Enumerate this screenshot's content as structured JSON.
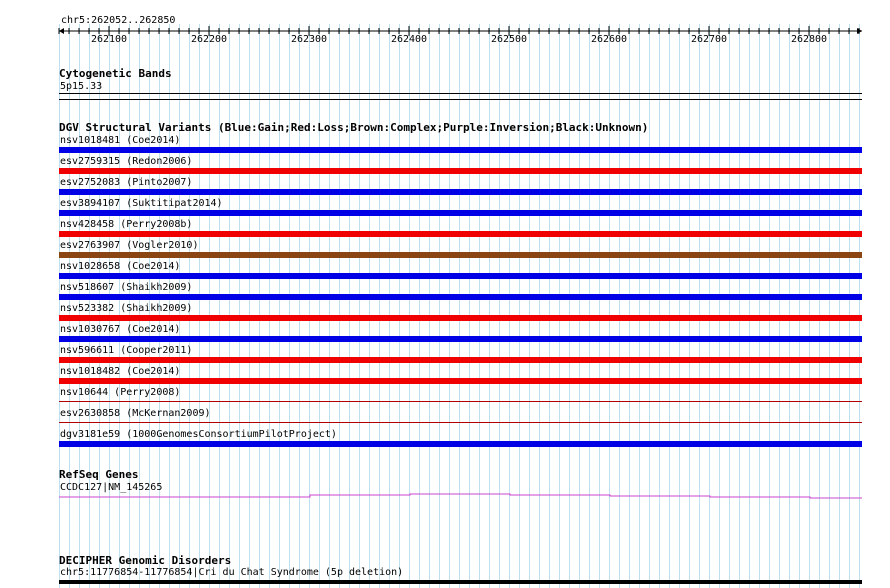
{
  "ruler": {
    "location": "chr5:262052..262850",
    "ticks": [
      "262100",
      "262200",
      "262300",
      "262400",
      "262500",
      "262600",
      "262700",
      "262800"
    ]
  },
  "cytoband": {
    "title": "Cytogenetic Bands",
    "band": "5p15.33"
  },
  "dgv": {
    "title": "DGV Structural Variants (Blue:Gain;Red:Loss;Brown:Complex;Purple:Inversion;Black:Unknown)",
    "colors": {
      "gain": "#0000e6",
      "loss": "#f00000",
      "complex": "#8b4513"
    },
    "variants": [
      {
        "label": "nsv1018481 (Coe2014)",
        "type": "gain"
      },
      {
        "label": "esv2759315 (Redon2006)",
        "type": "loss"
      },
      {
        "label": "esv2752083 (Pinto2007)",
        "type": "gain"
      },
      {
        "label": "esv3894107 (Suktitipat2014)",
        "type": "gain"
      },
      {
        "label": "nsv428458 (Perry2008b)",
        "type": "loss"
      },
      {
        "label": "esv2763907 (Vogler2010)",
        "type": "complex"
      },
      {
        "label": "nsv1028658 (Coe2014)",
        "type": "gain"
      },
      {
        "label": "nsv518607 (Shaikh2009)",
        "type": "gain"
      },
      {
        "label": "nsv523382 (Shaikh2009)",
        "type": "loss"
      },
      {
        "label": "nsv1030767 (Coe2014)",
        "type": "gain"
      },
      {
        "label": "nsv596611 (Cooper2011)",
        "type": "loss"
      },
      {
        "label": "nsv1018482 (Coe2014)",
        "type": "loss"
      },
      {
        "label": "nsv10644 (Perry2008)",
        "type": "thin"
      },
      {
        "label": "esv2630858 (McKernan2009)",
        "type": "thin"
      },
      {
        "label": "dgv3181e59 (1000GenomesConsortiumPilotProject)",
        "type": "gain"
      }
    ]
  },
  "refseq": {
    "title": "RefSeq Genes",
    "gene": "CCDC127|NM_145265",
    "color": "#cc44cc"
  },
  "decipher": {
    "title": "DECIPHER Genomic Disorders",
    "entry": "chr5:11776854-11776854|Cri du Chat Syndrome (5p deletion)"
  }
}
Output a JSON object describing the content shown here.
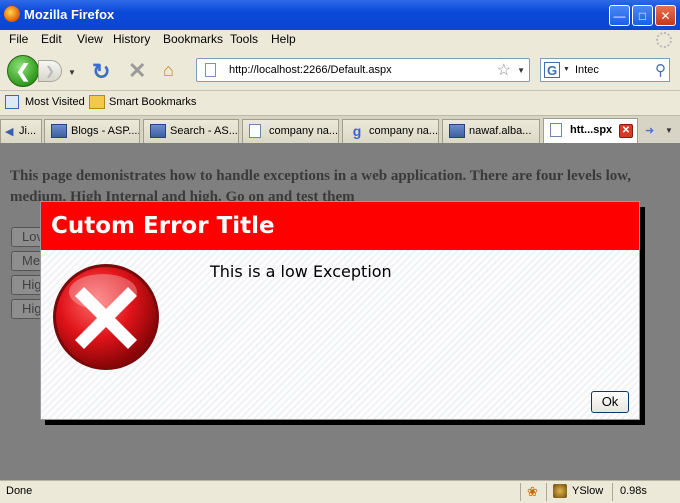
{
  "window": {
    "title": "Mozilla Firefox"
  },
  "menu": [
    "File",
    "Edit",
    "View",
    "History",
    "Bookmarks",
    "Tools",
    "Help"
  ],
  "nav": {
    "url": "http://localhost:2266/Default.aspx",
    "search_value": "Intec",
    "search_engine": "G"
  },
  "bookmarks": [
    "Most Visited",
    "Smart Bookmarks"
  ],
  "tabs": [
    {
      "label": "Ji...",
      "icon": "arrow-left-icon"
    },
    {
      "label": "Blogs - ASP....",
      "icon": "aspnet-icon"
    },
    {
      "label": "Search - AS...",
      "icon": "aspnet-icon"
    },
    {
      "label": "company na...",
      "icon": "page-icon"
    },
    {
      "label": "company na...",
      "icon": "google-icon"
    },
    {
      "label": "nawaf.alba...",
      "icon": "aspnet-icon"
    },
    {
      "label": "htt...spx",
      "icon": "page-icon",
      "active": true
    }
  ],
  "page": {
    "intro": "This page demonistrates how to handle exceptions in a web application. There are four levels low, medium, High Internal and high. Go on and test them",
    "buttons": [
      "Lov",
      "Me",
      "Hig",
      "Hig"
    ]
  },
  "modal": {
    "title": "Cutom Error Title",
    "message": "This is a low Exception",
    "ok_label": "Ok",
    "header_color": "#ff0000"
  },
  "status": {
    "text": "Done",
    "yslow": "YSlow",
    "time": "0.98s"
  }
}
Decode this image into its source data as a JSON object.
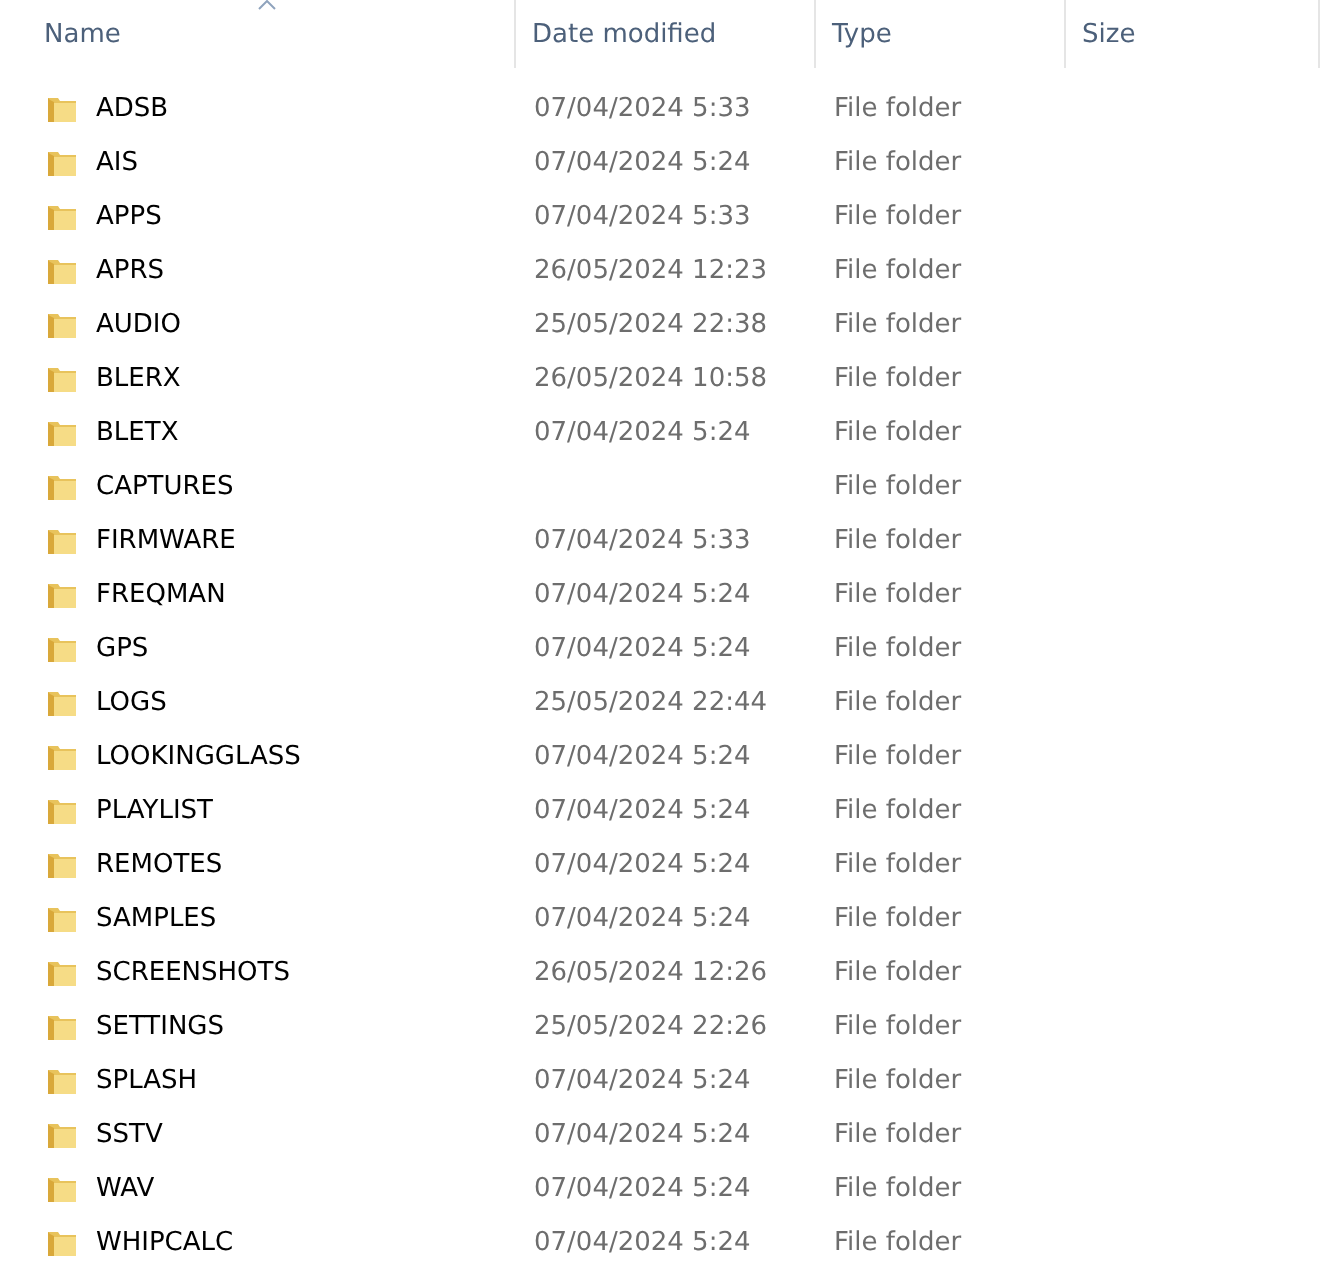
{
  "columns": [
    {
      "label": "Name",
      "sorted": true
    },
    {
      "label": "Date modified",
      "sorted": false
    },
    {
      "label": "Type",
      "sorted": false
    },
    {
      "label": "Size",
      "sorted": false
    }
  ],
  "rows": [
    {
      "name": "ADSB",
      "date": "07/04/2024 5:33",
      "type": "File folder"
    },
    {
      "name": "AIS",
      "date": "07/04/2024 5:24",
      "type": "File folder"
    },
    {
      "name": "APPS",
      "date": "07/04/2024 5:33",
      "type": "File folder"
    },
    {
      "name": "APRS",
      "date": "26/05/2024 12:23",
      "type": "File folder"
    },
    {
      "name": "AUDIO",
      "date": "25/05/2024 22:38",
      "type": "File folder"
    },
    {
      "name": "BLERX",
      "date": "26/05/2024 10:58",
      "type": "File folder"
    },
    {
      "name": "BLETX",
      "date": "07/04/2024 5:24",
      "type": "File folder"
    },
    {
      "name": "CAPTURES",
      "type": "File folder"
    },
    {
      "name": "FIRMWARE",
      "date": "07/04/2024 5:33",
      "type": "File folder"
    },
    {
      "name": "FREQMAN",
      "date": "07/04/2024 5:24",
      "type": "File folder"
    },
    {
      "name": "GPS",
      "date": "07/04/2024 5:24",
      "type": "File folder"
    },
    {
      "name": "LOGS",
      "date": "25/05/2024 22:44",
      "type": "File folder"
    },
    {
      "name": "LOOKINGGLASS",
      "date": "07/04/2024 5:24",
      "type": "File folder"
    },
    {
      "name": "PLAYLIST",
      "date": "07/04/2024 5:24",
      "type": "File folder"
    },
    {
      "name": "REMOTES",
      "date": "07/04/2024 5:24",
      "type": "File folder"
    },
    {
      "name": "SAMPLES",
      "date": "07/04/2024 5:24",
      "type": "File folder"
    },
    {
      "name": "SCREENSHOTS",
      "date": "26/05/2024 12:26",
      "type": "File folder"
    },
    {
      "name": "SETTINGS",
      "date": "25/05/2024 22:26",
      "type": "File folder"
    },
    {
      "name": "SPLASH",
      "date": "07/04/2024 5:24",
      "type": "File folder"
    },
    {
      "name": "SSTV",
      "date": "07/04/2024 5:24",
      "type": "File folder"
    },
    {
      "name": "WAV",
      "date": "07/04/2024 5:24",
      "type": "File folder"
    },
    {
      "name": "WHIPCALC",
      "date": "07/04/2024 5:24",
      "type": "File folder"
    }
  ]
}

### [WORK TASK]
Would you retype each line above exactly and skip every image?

### [RESPONSE]
Enumerate this screenshot's content as structured JSON.
{
  "ruler": {
    "location": "chr5:262052..262850",
    "ticks": [
      "262100",
      "262200",
      "262300",
      "262400",
      "262500",
      "262600",
      "262700",
      "262800"
    ]
  },
  "cytoband": {
    "title": "Cytogenetic Bands",
    "band": "5p15.33"
  },
  "dgv": {
    "title": "DGV Structural Variants (Blue:Gain;Red:Loss;Brown:Complex;Purple:Inversion;Black:Unknown)",
    "colors": {
      "gain": "#0000e6",
      "loss": "#f00000",
      "complex": "#8b4513"
    },
    "variants": [
      {
        "label": "nsv1018481 (Coe2014)",
        "type": "gain"
      },
      {
        "label": "esv2759315 (Redon2006)",
        "type": "loss"
      },
      {
        "label": "esv2752083 (Pinto2007)",
        "type": "gain"
      },
      {
        "label": "esv3894107 (Suktitipat2014)",
        "type": "gain"
      },
      {
        "label": "nsv428458 (Perry2008b)",
        "type": "loss"
      },
      {
        "label": "esv2763907 (Vogler2010)",
        "type": "complex"
      },
      {
        "label": "nsv1028658 (Coe2014)",
        "type": "gain"
      },
      {
        "label": "nsv518607 (Shaikh2009)",
        "type": "gain"
      },
      {
        "label": "nsv523382 (Shaikh2009)",
        "type": "loss"
      },
      {
        "label": "nsv1030767 (Coe2014)",
        "type": "gain"
      },
      {
        "label": "nsv596611 (Cooper2011)",
        "type": "loss"
      },
      {
        "label": "nsv1018482 (Coe2014)",
        "type": "loss"
      },
      {
        "label": "nsv10644 (Perry2008)",
        "type": "thin"
      },
      {
        "label": "esv2630858 (McKernan2009)",
        "type": "thin"
      },
      {
        "label": "dgv3181e59 (1000GenomesConsortiumPilotProject)",
        "type": "gain"
      }
    ]
  },
  "refseq": {
    "title": "RefSeq Genes",
    "gene": "CCDC127|NM_145265",
    "color": "#cc44cc"
  },
  "decipher": {
    "title": "DECIPHER Genomic Disorders",
    "entry": "chr5:11776854-11776854|Cri du Chat Syndrome (5p deletion)"
  }
}
Output a JSON object describing the content shown here.
{
  "window": {
    "title": "Mozilla Firefox"
  },
  "menu": [
    "File",
    "Edit",
    "View",
    "History",
    "Bookmarks",
    "Tools",
    "Help"
  ],
  "nav": {
    "url": "http://localhost:2266/Default.aspx",
    "search_value": "Intec",
    "search_engine": "G"
  },
  "bookmarks": [
    "Most Visited",
    "Smart Bookmarks"
  ],
  "tabs": [
    {
      "label": "Ji...",
      "icon": "arrow-left-icon"
    },
    {
      "label": "Blogs - ASP....",
      "icon": "aspnet-icon"
    },
    {
      "label": "Search - AS...",
      "icon": "aspnet-icon"
    },
    {
      "label": "company na...",
      "icon": "page-icon"
    },
    {
      "label": "company na...",
      "icon": "google-icon"
    },
    {
      "label": "nawaf.alba...",
      "icon": "aspnet-icon"
    },
    {
      "label": "htt...spx",
      "icon": "page-icon",
      "active": true
    }
  ],
  "page": {
    "intro": "This page demonistrates how to handle exceptions in a web application. There are four levels low, medium, High Internal and high. Go on and test them",
    "buttons": [
      "Lov",
      "Me",
      "Hig",
      "Hig"
    ]
  },
  "modal": {
    "title": "Cutom Error Title",
    "message": "This is a low Exception",
    "ok_label": "Ok",
    "header_color": "#ff0000"
  },
  "status": {
    "text": "Done",
    "yslow": "YSlow",
    "time": "0.98s"
  }
}
Decode this image into its source data as a JSON object.
{
  "columns": [
    {
      "label": "Name",
      "sorted": true
    },
    {
      "label": "Date modified",
      "sorted": false
    },
    {
      "label": "Type",
      "sorted": false
    },
    {
      "label": "Size",
      "sorted": false
    }
  ],
  "rows": [
    {
      "name": "ADSB",
      "date": "07/04/2024 5:33",
      "type": "File folder"
    },
    {
      "name": "AIS",
      "date": "07/04/2024 5:24",
      "type": "File folder"
    },
    {
      "name": "APPS",
      "date": "07/04/2024 5:33",
      "type": "File folder"
    },
    {
      "name": "APRS",
      "date": "26/05/2024 12:23",
      "type": "File folder"
    },
    {
      "name": "AUDIO",
      "date": "25/05/2024 22:38",
      "type": "File folder"
    },
    {
      "name": "BLERX",
      "date": "26/05/2024 10:58",
      "type": "File folder"
    },
    {
      "name": "BLETX",
      "date": "07/04/2024 5:24",
      "type": "File folder"
    },
    {
      "name": "CAPTURES",
      "type": "File folder"
    },
    {
      "name": "FIRMWARE",
      "date": "07/04/2024 5:33",
      "type": "File folder"
    },
    {
      "name": "FREQMAN",
      "date": "07/04/2024 5:24",
      "type": "File folder"
    },
    {
      "name": "GPS",
      "date": "07/04/2024 5:24",
      "type": "File folder"
    },
    {
      "name": "LOGS",
      "date": "25/05/2024 22:44",
      "type": "File folder"
    },
    {
      "name": "LOOKINGGLASS",
      "date": "07/04/2024 5:24",
      "type": "File folder"
    },
    {
      "name": "PLAYLIST",
      "date": "07/04/2024 5:24",
      "type": "File folder"
    },
    {
      "name": "REMOTES",
      "date": "07/04/2024 5:24",
      "type": "File folder"
    },
    {
      "name": "SAMPLES",
      "date": "07/04/2024 5:24",
      "type": "File folder"
    },
    {
      "name": "SCREENSHOTS",
      "date": "26/05/2024 12:26",
      "type": "File folder"
    },
    {
      "name": "SETTINGS",
      "date": "25/05/2024 22:26",
      "type": "File folder"
    },
    {
      "name": "SPLASH",
      "date": "07/04/2024 5:24",
      "type": "File folder"
    },
    {
      "name": "SSTV",
      "date": "07/04/2024 5:24",
      "type": "File folder"
    },
    {
      "name": "WAV",
      "date": "07/04/2024 5:24",
      "type": "File folder"
    },
    {
      "name": "WHIPCALC",
      "date": "07/04/2024 5:24",
      "type": "File folder"
    }
  ]
}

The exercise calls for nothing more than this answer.